This proverb also addresses the misconception that wealth is better than poverty. Sure, to have more money and possessions can be a great blessing, but it can also be a curse far worse than being destitute.

This verse also addresses the misguided belief that “the one with the most” wins. Many only have “the most” because they have taken advantage of those who have little.

The NIV translates this verse, “Better to be lowly in spirit and among the oppressed than to share plunder with the proud.” It might not always be the poor and rich we’re talking about, but the oppressed and the oppressors. Either way, the one who is worse off in God’s eyes is the one who sits with those who have become wealthy by taking from others, and is proud of it.

Be Content

Let us consider Proverbs 16:19 as we observe the words of the Apostle Paul…

“Not that I am speaking of being in need, for I have learned in whatever situation I am to be content. I know how to be brought low, and I know how to abound. In any and every circumstance, I have learned the secret of facing plenty and hunger, abundance and need.

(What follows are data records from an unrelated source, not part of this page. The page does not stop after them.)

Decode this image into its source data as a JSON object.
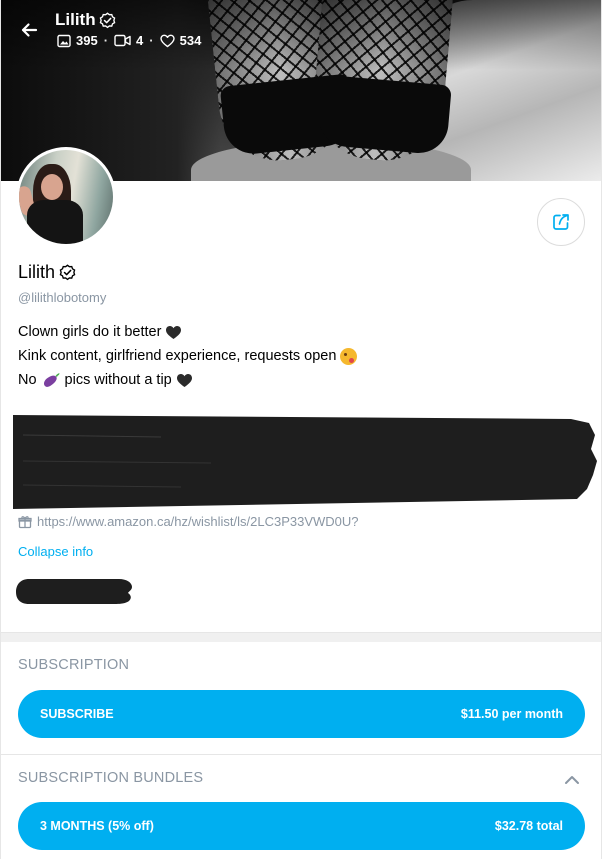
{
  "header": {
    "name": "Lilith",
    "stats": {
      "photos": "395",
      "videos": "4",
      "likes": "534"
    }
  },
  "profile": {
    "name": "Lilith",
    "handle": "@lilithlobotomy",
    "bio": {
      "line1": "Clown girls do it better",
      "line2": "Kink content, girlfriend experience, requests open",
      "line3_prefix": "No",
      "line3_suffix": "pics without a tip"
    },
    "link": "https://www.amazon.ca/hz/wishlist/ls/2LC3P33VWD0U?",
    "collapse_label": "Collapse info"
  },
  "subscription": {
    "title": "SUBSCRIPTION",
    "subscribe_label": "SUBSCRIBE",
    "price_label": "$11.50 per month"
  },
  "bundles": {
    "title": "SUBSCRIPTION BUNDLES",
    "items": [
      {
        "label": "3 MONTHS (5% off)",
        "total": "$32.78 total"
      }
    ]
  },
  "colors": {
    "accent": "#00aff0",
    "muted_text": "#8a96a3",
    "redaction": "#1e1e1e"
  },
  "icons": [
    "back-arrow-icon",
    "verified-icon",
    "image-icon",
    "video-icon",
    "heart-icon",
    "share-icon",
    "gift-icon",
    "chevron-up-icon",
    "eggplant-icon",
    "face-tongue-icon"
  ]
}
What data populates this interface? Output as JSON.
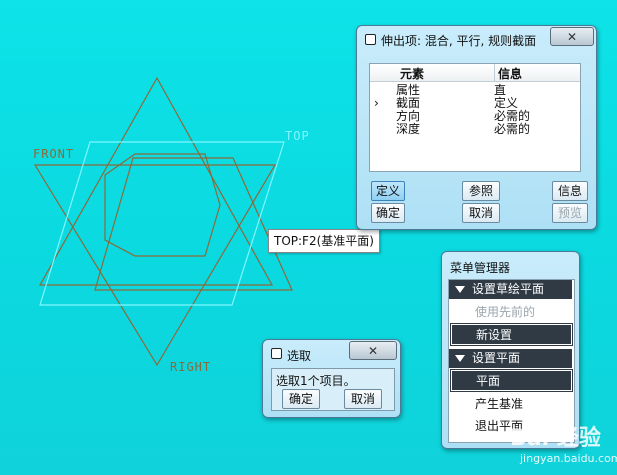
{
  "viewport": {
    "plane_labels": {
      "front": "FRONT",
      "top": "TOP",
      "right": "RIGHT"
    },
    "colors": {
      "datum_plane": "#8a6a3a",
      "highlight_plane": "#7ff7ff"
    }
  },
  "tooltip": {
    "text": "TOP:F2(基准平面)"
  },
  "feature_dialog": {
    "title": "伸出项: 混合, 平行, 规则截面",
    "close_label": "✕",
    "columns": {
      "element": "元素",
      "info": "信息"
    },
    "rows": [
      {
        "marker": "",
        "element": "属性",
        "info": "直"
      },
      {
        "marker": "›",
        "element": "截面",
        "info": "定义"
      },
      {
        "marker": "",
        "element": "方向",
        "info": "必需的"
      },
      {
        "marker": "",
        "element": "深度",
        "info": "必需的"
      }
    ],
    "buttons": {
      "define": "定义",
      "refs": "参照",
      "info": "信息",
      "ok": "确定",
      "cancel": "取消",
      "preview": "预览"
    }
  },
  "select_dialog": {
    "title": "选取",
    "close_label": "✕",
    "message": "选取1个项目。",
    "ok": "确定",
    "cancel": "取消"
  },
  "menu_manager": {
    "title": "菜单管理器",
    "section1": "设置草绘平面",
    "section1_items": {
      "use_previous": "使用先前的",
      "new_setting": "新设置"
    },
    "section2": "设置平面",
    "section2_items": {
      "plane": "平面",
      "create_datum": "产生基准",
      "exit_plane": "退出平面"
    }
  },
  "watermark": {
    "text": "Bai 经验",
    "url": "jingyan.baidu.com"
  }
}
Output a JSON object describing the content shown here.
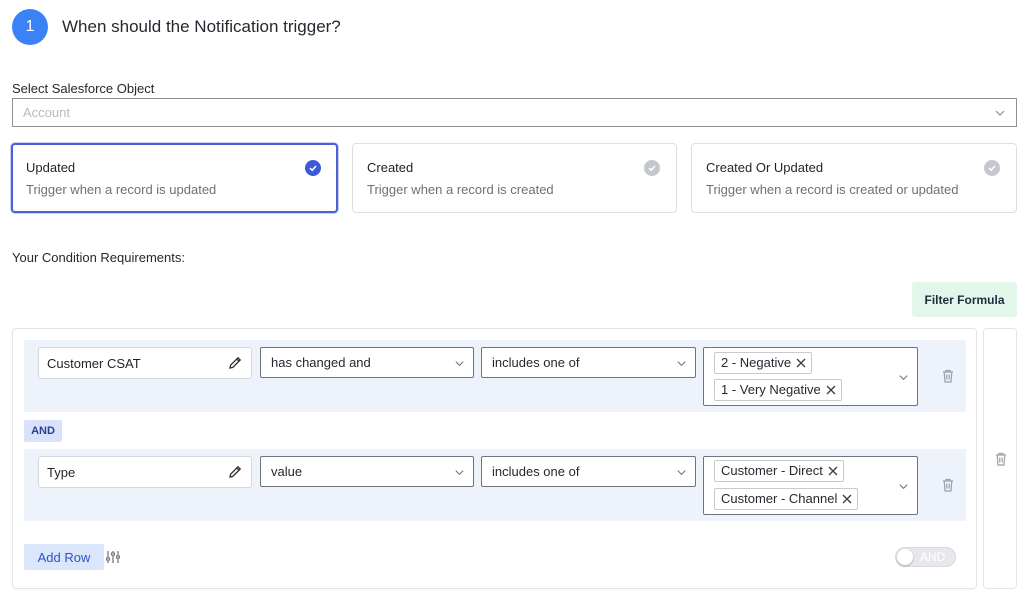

I can do all things through him who strengthens me.” – Philippians 4:11-13 ESV

Ultimately, it’s better to have nothing and a humble heart, than have everything and be at odds with our God.

(I hope the horn on that Escalade breaks and starts blowing when they’re behind a State Trooper)

 

 


The Cost of Bribes

Proverbs 15:27

“He that is greedy of gain troubleth his own house; but he that hateth gifts shall live.” 

“A greedy man brings trouble to his family, but he who hates bribes will live.” – NIV

Same Script

Have you ever noticed how most crime dramas on television are the same, at least in the writing department? When we read in Ecclesiastes 1:9 that there is “no new thing under the sun,” it especially applies to television and movie plots.

One reason that it is hard to come up with anything new is because men keep doing the same things over and over again. The stories are all so similar in pattern because the template is ingrained in man’s fallen nature. He keeps falling for the same old tricks every time, like fish that never question a swimming worm.

One common story line involves a man who needs money, takes a bribe, gets caught, then brings his family to ruin. It varies, of course, but whether it’s a politician who takes a bribe in order to keep his career afloat, or a discouraged policeman who deals confiscated drugs in order to take care of his sick children, the end is always the same – trouble.

Doing What’s Right

It is not always easy to turn down easy money. Sometimes the offer can seem pretty tempting. Several years ago my wife and I were asked to hire undocumented workers in order to keep down the costs of a cleaning contract. We were told over and over, “They work hard for little money…everyone does it…no one will find out.” We could have saved thousands of dollars in labor costs.

Doing what is right, however, is more important than money. Greed is the downfall of many. What would have happened my wife’s company had been visited by federal agents? How many lies would she have been responsible for when she filed payroll taxes? What would have happened to our family of one of us had been sent to jail?

Even when times are at their worst, doing wrong, taking a bribe, doing it for the money, is never good for one’s home. Somebody down the line will pay for poor choices made.